# Why convolution over volume sums up across channels?

A simple question about convolution over volume .

Say we have an image with dimensions $(n, n, 3)$ and we apply a filter of dimension $(k, k, 3)$ this outputs an matrix of dimension $(n-k+1, n-k+1)$.

Why do we sum across channels in this case. Don't we lose information by mixing different channels. In case of images, this implies mixing information in R, G, B channels? For ex. when trying to detect traffic signal lights, such mixing can be fatal.

• You are quite correct...but then again CNN's are meant for edge detection also CNN's probably will fix the weights as different for different layers to take care of the problem – DuttaA Aug 21 '18 at 12:38
• This explains it. Thanks :) – Pankaj Joshi Aug 21 '18 at 12:55
• Hey I can write an answer if you think it's correct :) – DuttaA Aug 21 '18 at 12:57

CNN filters are used for edge detection only. These edges are basically detected by a mathematical functions and as a result get more and more complex in deeper layers (cascading functions) enabling it to detect complex features.

In your question 2 points need to be noted:

• Traffic lights are not pure red, green or yellow. They may have intensity differences which will get reflected in the image matrix. CNN can capitalise on those differences.
• The weights of CNN filters are randomly initialised, so given you have a large data-set CNN will eventually learn which out of the R,G,B channel is contributing to a specific colour.

Also intuitionally a Traffic Signal is not a light only. It consists of a 3 light device. Consider this, a B/W image is shown to you of a Traffic Light in which a particular colour is on and the colour label is known. You will associate the colour label with the position of the bulb, even though you do not know the colour. Same will happen in a CNN, if the channels have identical values for each colour CNN will learn to recognise from the position of the bulb.

There are multiple points that I try to explain them.

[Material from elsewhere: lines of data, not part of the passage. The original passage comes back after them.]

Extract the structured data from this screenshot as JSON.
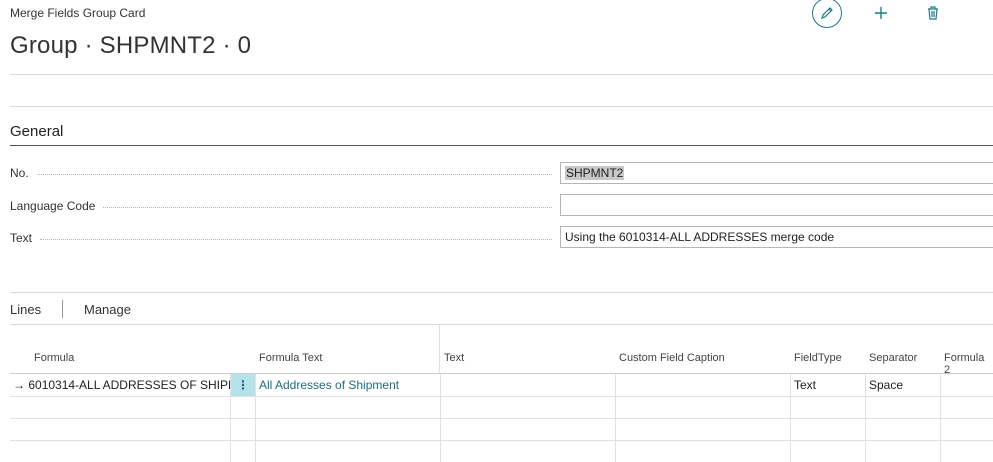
{
  "header": {
    "caption": "Merge Fields Group Card",
    "title": "Group · SHPMNT2 · 0",
    "actions": {
      "edit_icon": "pencil-icon",
      "new_icon": "plus-icon",
      "delete_icon": "trash-icon"
    }
  },
  "general": {
    "title": "General",
    "fields": [
      {
        "label": "No.",
        "value": "SHPMNT2"
      },
      {
        "label": "Language Code",
        "value": ""
      },
      {
        "label": "Text",
        "value": "Using the 6010314-ALL ADDRESSES merge code"
      }
    ]
  },
  "lines": {
    "tabs": [
      "Lines",
      "Manage"
    ],
    "columns": [
      "Formula",
      "Formula Text",
      "Text",
      "Custom Field Caption",
      "FieldType",
      "Separator",
      "Formula 2"
    ],
    "rows": [
      {
        "formula": "6010314-ALL ADDRESSES OF SHIPM...",
        "formula_text": "All Addresses of Shipment",
        "text": "",
        "custom_caption": "",
        "field_type": "Text",
        "separator": "Space",
        "formula2": ""
      }
    ],
    "colors": {
      "accent": "#1b6e79",
      "selected_cell": "#b4e3ea"
    }
  }
}
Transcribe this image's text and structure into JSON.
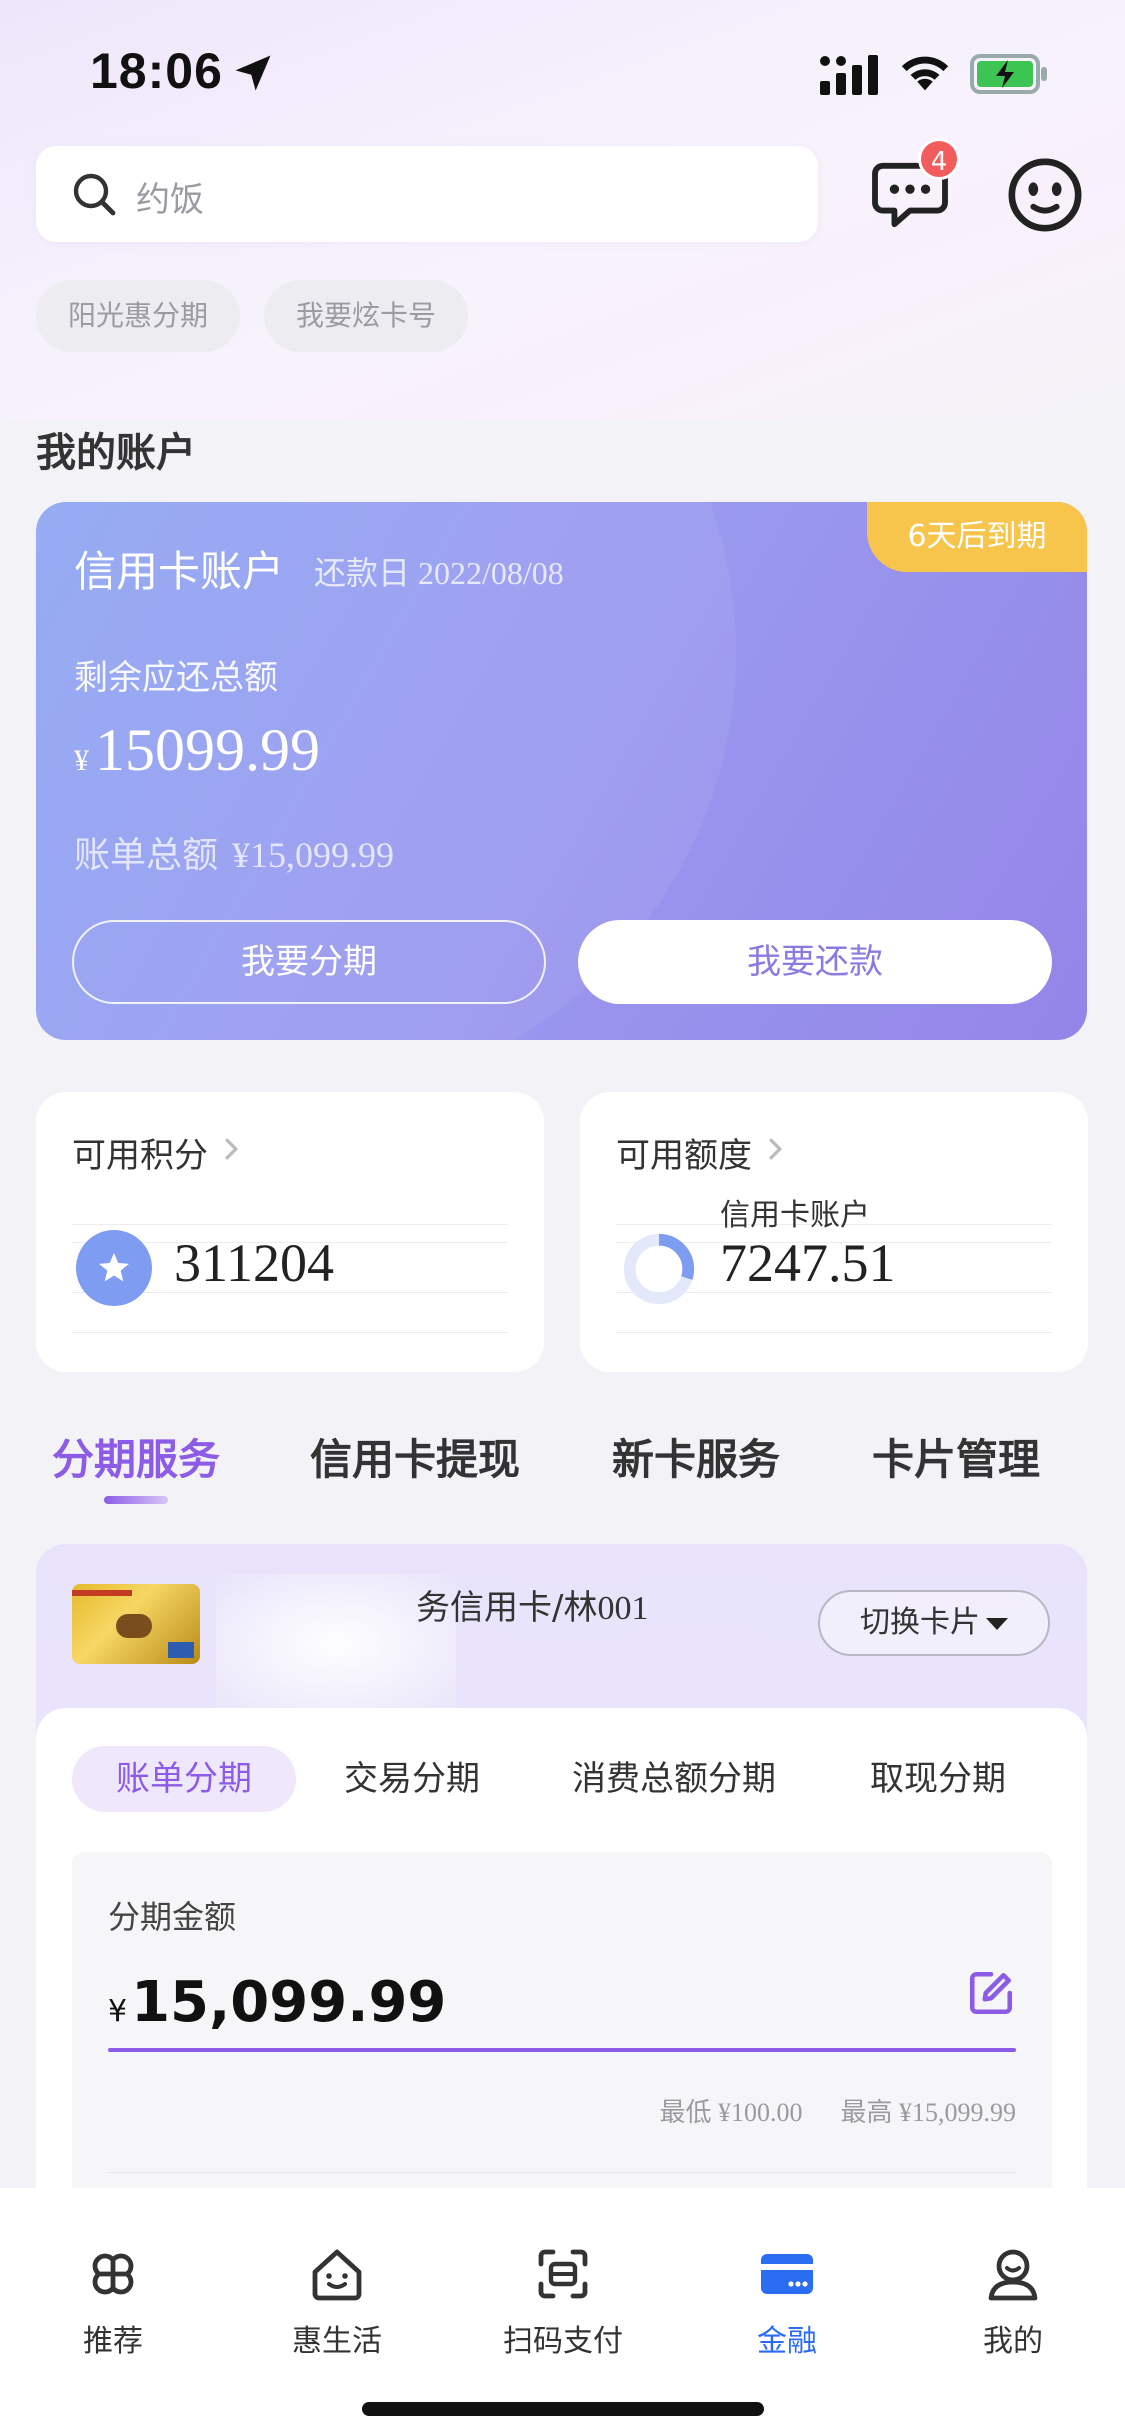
{
  "status_bar": {
    "time": "18:06"
  },
  "search": {
    "placeholder": "约饭"
  },
  "messages": {
    "badge_count": "4"
  },
  "tags": [
    "阳光惠分期",
    "我要炫卡号"
  ],
  "account_section": {
    "title": "我的账户"
  },
  "credit_card": {
    "title": "信用卡账户",
    "due_label": "还款日",
    "due_date": "2022/08/08",
    "due_badge": "6天后到期",
    "remaining_label": "剩余应还总额",
    "currency": "¥",
    "remaining_amount": "15099.99",
    "bill_total_label": "账单总额",
    "bill_total_value": "¥15,099.99",
    "installment_button": "我要分期",
    "repay_button": "我要还款"
  },
  "points_card": {
    "title": "可用积分",
    "value": "311204"
  },
  "limit_card": {
    "title": "可用额度",
    "subtitle": "信用卡账户",
    "value": "7247.51",
    "ring_fraction": 0.3
  },
  "service_tabs": [
    {
      "label": "分期服务",
      "active": true
    },
    {
      "label": "信用卡提现",
      "active": false
    },
    {
      "label": "新卡服务",
      "active": false
    },
    {
      "label": "卡片管理",
      "active": false
    }
  ],
  "installment": {
    "card_name_prefix": "务信用卡/",
    "card_name_suffix": "林001",
    "switch_button": "切换卡片",
    "sub_tabs": [
      {
        "label": "账单分期",
        "active": true
      },
      {
        "label": "交易分期",
        "active": false
      },
      {
        "label": "消费总额分期",
        "active": false
      },
      {
        "label": "取现分期",
        "active": false
      }
    ],
    "amount_label": "分期金额",
    "currency": "¥",
    "amount_value": "15,099.99",
    "min_label": "最低 ¥100.00",
    "max_label": "最高 ¥15,099.99"
  },
  "bottom_nav": [
    {
      "label": "推荐",
      "icon": "grid-icon",
      "active": false
    },
    {
      "label": "惠生活",
      "icon": "house-icon",
      "active": false
    },
    {
      "label": "扫码支付",
      "icon": "scan-icon",
      "active": false
    },
    {
      "label": "金融",
      "icon": "card-icon",
      "active": true
    },
    {
      "label": "我的",
      "icon": "user-icon",
      "active": false
    }
  ],
  "colors": {
    "accent": "#8c5ce6",
    "nav_active": "#2a6cf2",
    "badge": "#f8c54c"
  }
}
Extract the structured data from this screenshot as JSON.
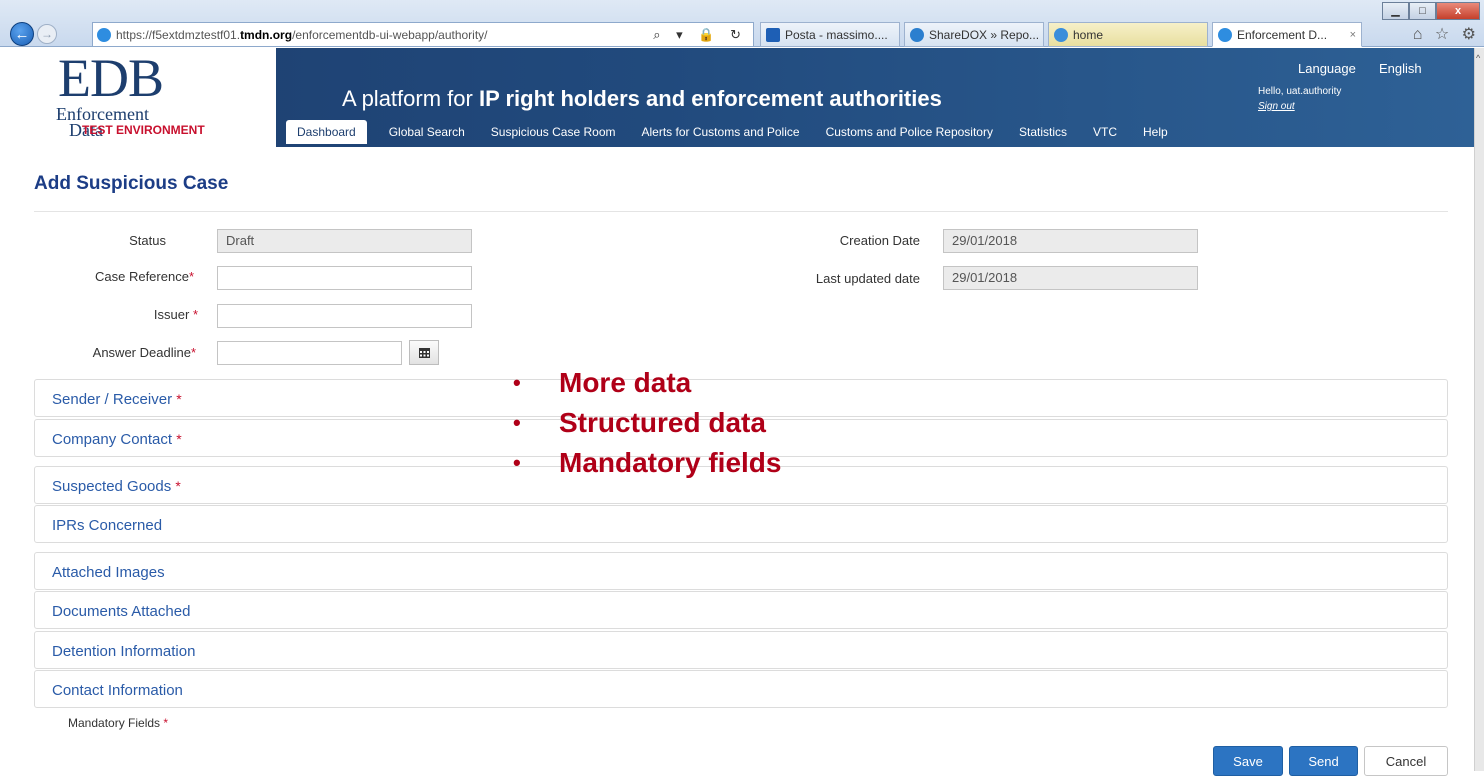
{
  "browser": {
    "url_prefix": "https://f5extdmztestf01.",
    "url_host": "tmdn.org",
    "url_path": "/enforcementdb-ui-webapp/authority/",
    "address_tools": "⌕ ▾ 🔒 ↻",
    "tabs": [
      {
        "label": "Posta - massimo....",
        "icon_color": "#1e5fb5",
        "icon": "outlook-icon"
      },
      {
        "label": "ShareDOX » Repo...",
        "icon_color": "#2b7fcf",
        "icon": "sharedox-icon"
      },
      {
        "label": "home",
        "icon_color": "#3a8edb",
        "icon": "page-icon"
      },
      {
        "label": "Enforcement D...",
        "icon_color": "#2e8de0",
        "icon": "ie-icon",
        "close": "×"
      }
    ],
    "window_controls": {
      "minimize": "▁",
      "maximize": "□",
      "close": "x"
    },
    "chrome_icons": "⌂ ☆ ⚙"
  },
  "header": {
    "logo_main": "EDB",
    "logo_sub_1": "Enforcement",
    "logo_sub_2": "Data",
    "logo_env": "TEST ENVIRONMENT",
    "tagline_pre": "A platform for ",
    "tagline_bold": "IP right holders and enforcement authorities",
    "language_label": "Language",
    "language_value": "English",
    "hello_text": "Hello, uat.authority",
    "signout_text": "Sign out",
    "menu": [
      "Dashboard",
      "Global Search",
      "Suspicious Case Room",
      "Alerts for Customs and Police",
      "Customs and Police Repository",
      "Statistics",
      "VTC",
      "Help"
    ],
    "active_menu": "Dashboard"
  },
  "page": {
    "title": "Add Suspicious Case",
    "form": {
      "status_label": "Status",
      "status_value": "Draft",
      "case_reference_label": "Case Reference",
      "case_reference_value": "",
      "issuer_label": "Issuer",
      "issuer_value": "",
      "answer_deadline_label": "Answer Deadline",
      "answer_deadline_value": "",
      "creation_date_label": "Creation Date",
      "creation_date_value": "29/01/2018",
      "last_updated_label": "Last updated date",
      "last_updated_value": "29/01/2018",
      "required_marker": "*"
    },
    "panels": [
      {
        "title": "Sender / Receiver",
        "required": true
      },
      {
        "title": "Company Contact",
        "required": true
      },
      {
        "title": "Suspected Goods",
        "required": true
      },
      {
        "title": "IPRs Concerned",
        "required": false
      },
      {
        "title": "Attached Images",
        "required": false
      },
      {
        "title": "Documents Attached",
        "required": false
      },
      {
        "title": "Detention Information",
        "required": false
      },
      {
        "title": "Contact Information",
        "required": false
      }
    ],
    "overlay_bullets": [
      "More data",
      "Structured data",
      "Mandatory fields"
    ],
    "mandatory_note": "Mandatory Fields",
    "buttons": {
      "save": "Save",
      "send": "Send",
      "cancel": "Cancel"
    }
  }
}
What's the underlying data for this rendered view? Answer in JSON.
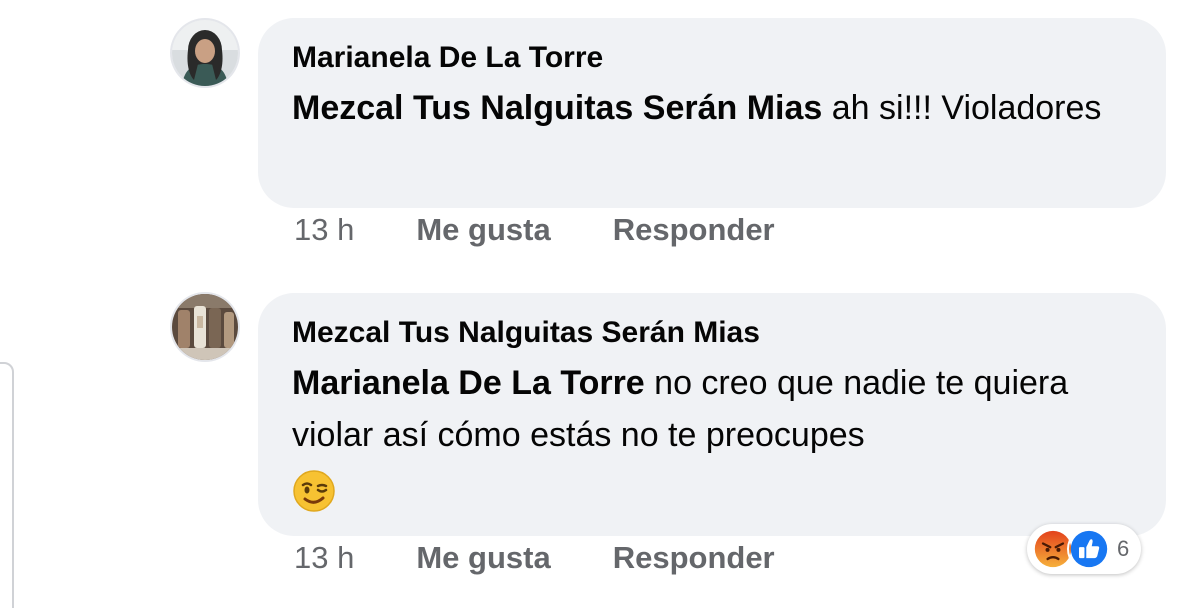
{
  "comments": [
    {
      "author": "Marianela De La Torre",
      "mention": "Mezcal Tus Nalguitas Serán Mias",
      "text": " ah si!!! Violadores",
      "time": "13 h",
      "like_label": "Me gusta",
      "reply_label": "Responder",
      "avatar_icon": "profile-photo"
    },
    {
      "author": "Mezcal Tus Nalguitas Serán Mias",
      "mention": "Marianela De La Torre",
      "text": " no creo que nadie te quiera violar así cómo estás no te preocupes",
      "emoji": "winking-face-emoji",
      "time": "13 h",
      "like_label": "Me gusta",
      "reply_label": "Responder",
      "avatar_icon": "bottles-photo",
      "reactions": {
        "icons": [
          "angry-reaction-icon",
          "like-reaction-icon"
        ],
        "count": "6"
      }
    }
  ],
  "colors": {
    "bubble": "#f0f2f5",
    "secondary_text": "#65676b",
    "like_blue": "#1877f2",
    "angry_orange": "#e9710f"
  }
}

First, each filter for convolutional networks for images is a 3d volume. Consequently, whenever it is said we have $n$ filters, means we have $n$ volumes of those 3d filters.

Second, you can consider each convolutional layer as an MLP which is applied to small regions of the input. These are applied to different regions of the input to investigate whether a typical pattern is in that region or not. These patterns are going to be learned by means of cost functions. You can easily consider that for each filter which is a volume, you are concretely doing a summation over weighted inputs, exactly as MLPs.

Third, as the result, your trained filters will decide to choose the information of which channels depending on the task using the cost function. They may be in a single plane or they may be among multiple of them.